Data about app and page elements

****************

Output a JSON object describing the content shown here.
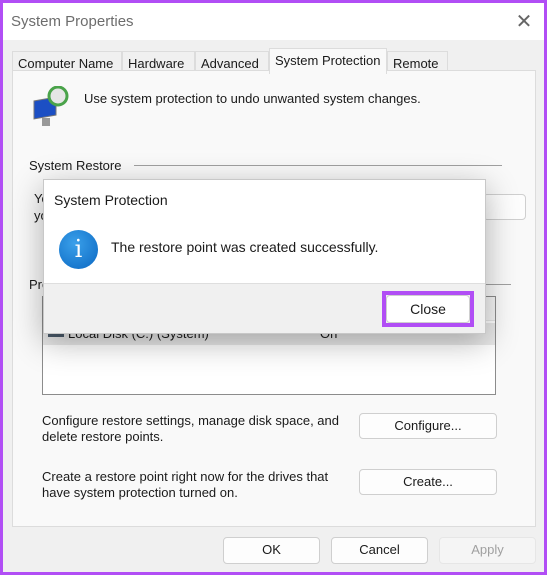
{
  "window": {
    "title": "System Properties",
    "close_icon": "close-icon"
  },
  "tabs": [
    {
      "label": "Computer Name"
    },
    {
      "label": "Hardware"
    },
    {
      "label": "Advanced"
    },
    {
      "label": "System Protection",
      "active": true
    },
    {
      "label": "Remote"
    }
  ],
  "panel": {
    "intro": "Use system protection to undo unwanted system changes.",
    "system_restore_heading": "System Restore",
    "restore_text_line1": "Yo",
    "restore_text_line2": "yo",
    "protection_heading": "Pro",
    "drive_name": "Local Disk (C:) (System)",
    "drive_status": "On",
    "configure_text": "Configure restore settings, manage disk space, and delete restore points.",
    "configure_button": "Configure...",
    "create_text": "Create a restore point right now for the drives that have system protection turned on.",
    "create_button": "Create..."
  },
  "footer": {
    "ok": "OK",
    "cancel": "Cancel",
    "apply": "Apply"
  },
  "dialog": {
    "title": "System Protection",
    "message": "The restore point was created successfully.",
    "icon": "info-icon",
    "close": "Close"
  },
  "colors": {
    "highlight": "#b14ef5",
    "info": "#0a67c2"
  }
}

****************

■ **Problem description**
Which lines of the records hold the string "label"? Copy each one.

■ **Output below**
      "label": "Computer Name"
      "label": "Hardware"
      "label": "Advanced"
      "label": "System Protection",
      "label": "Remote"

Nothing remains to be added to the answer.